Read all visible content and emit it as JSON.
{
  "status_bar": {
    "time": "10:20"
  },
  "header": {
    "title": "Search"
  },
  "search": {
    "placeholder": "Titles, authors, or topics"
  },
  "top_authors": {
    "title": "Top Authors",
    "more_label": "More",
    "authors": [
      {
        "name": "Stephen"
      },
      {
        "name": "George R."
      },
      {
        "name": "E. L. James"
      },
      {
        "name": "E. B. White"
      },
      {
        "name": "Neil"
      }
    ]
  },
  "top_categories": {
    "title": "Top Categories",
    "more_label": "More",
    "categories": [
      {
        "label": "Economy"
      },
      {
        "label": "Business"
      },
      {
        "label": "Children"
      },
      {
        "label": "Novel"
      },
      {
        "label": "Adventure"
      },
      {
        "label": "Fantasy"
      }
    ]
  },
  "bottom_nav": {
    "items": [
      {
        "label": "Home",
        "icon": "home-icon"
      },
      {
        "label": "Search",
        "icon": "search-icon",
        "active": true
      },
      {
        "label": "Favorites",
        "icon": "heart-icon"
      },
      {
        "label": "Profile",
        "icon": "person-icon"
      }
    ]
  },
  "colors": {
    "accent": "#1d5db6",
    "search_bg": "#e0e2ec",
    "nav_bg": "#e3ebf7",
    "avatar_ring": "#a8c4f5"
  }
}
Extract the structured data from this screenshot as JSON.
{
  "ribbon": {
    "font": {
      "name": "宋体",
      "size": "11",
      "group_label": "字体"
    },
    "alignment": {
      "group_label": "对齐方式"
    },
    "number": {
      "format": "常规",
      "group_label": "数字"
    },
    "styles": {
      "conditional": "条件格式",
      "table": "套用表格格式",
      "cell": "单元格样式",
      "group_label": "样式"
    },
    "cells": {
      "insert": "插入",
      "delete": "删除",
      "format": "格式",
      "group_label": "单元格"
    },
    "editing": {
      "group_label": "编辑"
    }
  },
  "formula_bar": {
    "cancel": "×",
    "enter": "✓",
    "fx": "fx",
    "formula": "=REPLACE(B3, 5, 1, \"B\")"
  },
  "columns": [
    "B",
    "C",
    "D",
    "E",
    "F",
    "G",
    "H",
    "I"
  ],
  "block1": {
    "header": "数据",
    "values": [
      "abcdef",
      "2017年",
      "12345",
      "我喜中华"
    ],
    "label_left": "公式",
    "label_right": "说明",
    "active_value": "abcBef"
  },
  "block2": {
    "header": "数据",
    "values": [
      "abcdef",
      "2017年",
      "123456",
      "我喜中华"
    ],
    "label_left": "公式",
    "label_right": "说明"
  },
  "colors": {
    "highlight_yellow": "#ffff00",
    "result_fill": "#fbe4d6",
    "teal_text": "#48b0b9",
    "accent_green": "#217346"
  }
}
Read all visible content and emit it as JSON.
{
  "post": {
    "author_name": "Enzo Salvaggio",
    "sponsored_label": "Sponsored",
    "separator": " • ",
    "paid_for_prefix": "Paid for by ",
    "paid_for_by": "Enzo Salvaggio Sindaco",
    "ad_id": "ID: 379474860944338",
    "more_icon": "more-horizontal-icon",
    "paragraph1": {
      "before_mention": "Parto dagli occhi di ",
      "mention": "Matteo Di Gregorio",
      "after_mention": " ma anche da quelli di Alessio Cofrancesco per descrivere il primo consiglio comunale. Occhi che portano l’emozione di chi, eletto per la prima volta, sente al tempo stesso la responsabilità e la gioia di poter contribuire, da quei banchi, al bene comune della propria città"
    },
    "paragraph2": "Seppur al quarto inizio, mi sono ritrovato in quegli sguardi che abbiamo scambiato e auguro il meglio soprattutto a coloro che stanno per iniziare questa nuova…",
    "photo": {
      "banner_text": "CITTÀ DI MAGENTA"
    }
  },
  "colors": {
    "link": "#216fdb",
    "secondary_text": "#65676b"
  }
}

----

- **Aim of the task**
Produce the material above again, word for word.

- **Exercise result**
Read all visible content and emit it as JSON.
{
  "status_bar": {
    "time": "10:20"
  },
  "header": {
    "title": "Search"
  },
  "search": {
    "placeholder": "Titles, authors, or topics"
  },
  "top_authors": {
    "title": "Top Authors",
    "more_label": "More",
    "authors": [
      {
        "name": "Stephen"
      },
      {
        "name": "George R."
      },
      {
        "name": "E. L. James"
      },
      {
        "name": "E. B. White"
      },
      {
        "name": "Neil"
      }
    ]
  },
  "top_categories": {
    "title": "Top Categories",
    "more_label": "More",
    "categories": [
      {
        "label": "Economy"
      },
      {
        "label": "Business"
      },
      {
        "label": "Children"
      },
      {
        "label": "Novel"
      },
      {
        "label": "Adventure"
      },
      {
        "label": "Fantasy"
      }
    ]
  },
  "bottom_nav": {
    "items": [
      {
        "label": "Home",
        "icon": "home-icon"
      },
      {
        "label": "Search",
        "icon": "search-icon",
        "active": true
      },
      {
        "label": "Favorites",
        "icon": "heart-icon"
      },
      {
        "label": "Profile",
        "icon": "person-icon"
      }
    ]
  },
  "colors": {
    "accent": "#1d5db6",
    "search_bg": "#e0e2ec",
    "nav_bg": "#e3ebf7",
    "avatar_ring": "#a8c4f5"
  }
}
Extract the structured data from this screenshot as JSON.
{
  "ribbon": {
    "font": {
      "name": "宋体",
      "size": "11",
      "group_label": "字体"
    },
    "alignment": {
      "group_label": "对齐方式"
    },
    "number": {
      "format": "常规",
      "group_label": "数字"
    },
    "styles": {
      "conditional": "条件格式",
      "table": "套用表格格式",
      "cell": "单元格样式",
      "group_label": "样式"
    },
    "cells": {
      "insert": "插入",
      "delete": "删除",
      "format": "格式",
      "group_label": "单元格"
    },
    "editing": {
      "group_label": "编辑"
    }
  },
  "formula_bar": {
    "cancel": "×",
    "enter": "✓",
    "fx": "fx",
    "formula": "=REPLACE(B3, 5, 1, \"B\")"
  },
  "columns": [
    "B",
    "C",
    "D",
    "E",
    "F",
    "G",
    "H",
    "I"
  ],
  "block1": {
    "header": "数据",
    "values": [
      "abcdef",
      "2017年",
      "12345",
      "我喜中华"
    ],
    "label_left": "公式",
    "label_right": "说明",
    "active_value": "abcBef"
  },
  "block2": {
    "header": "数据",
    "values": [
      "abcdef",
      "2017年",
      "123456",
      "我喜中华"
    ],
    "label_left": "公式",
    "label_right": "说明"
  },
  "colors": {
    "highlight_yellow": "#ffff00",
    "result_fill": "#fbe4d6",
    "teal_text": "#48b0b9",
    "accent_green": "#217346"
  }
}
Read all visible content and emit it as JSON.
{
  "post": {
    "author_name": "Enzo Salvaggio",
    "sponsored_label": "Sponsored",
    "separator": " • ",
    "paid_for_prefix": "Paid for by ",
    "paid_for_by": "Enzo Salvaggio Sindaco",
    "ad_id": "ID: 379474860944338",
    "more_icon": "more-horizontal-icon",
    "paragraph1": {
      "before_mention": "Parto dagli occhi di ",
      "mention": "Matteo Di Gregorio",
      "after_mention": " ma anche da quelli di Alessio Cofrancesco per descrivere il primo consiglio comunale. Occhi che portano l’emozione di chi, eletto per la prima volta, sente al tempo stesso la responsabilità e la gioia di poter contribuire, da quei banchi, al bene comune della propria città"
    },
    "paragraph2": "Seppur al quarto inizio, mi sono ritrovato in quegli sguardi che abbiamo scambiato e auguro il meglio soprattutto a coloro che stanno per iniziare questa nuova…",
    "photo": {
      "banner_text": "CITTÀ DI MAGENTA"
    }
  },
  "colors": {
    "link": "#216fdb",
    "secondary_text": "#65676b"
  }
}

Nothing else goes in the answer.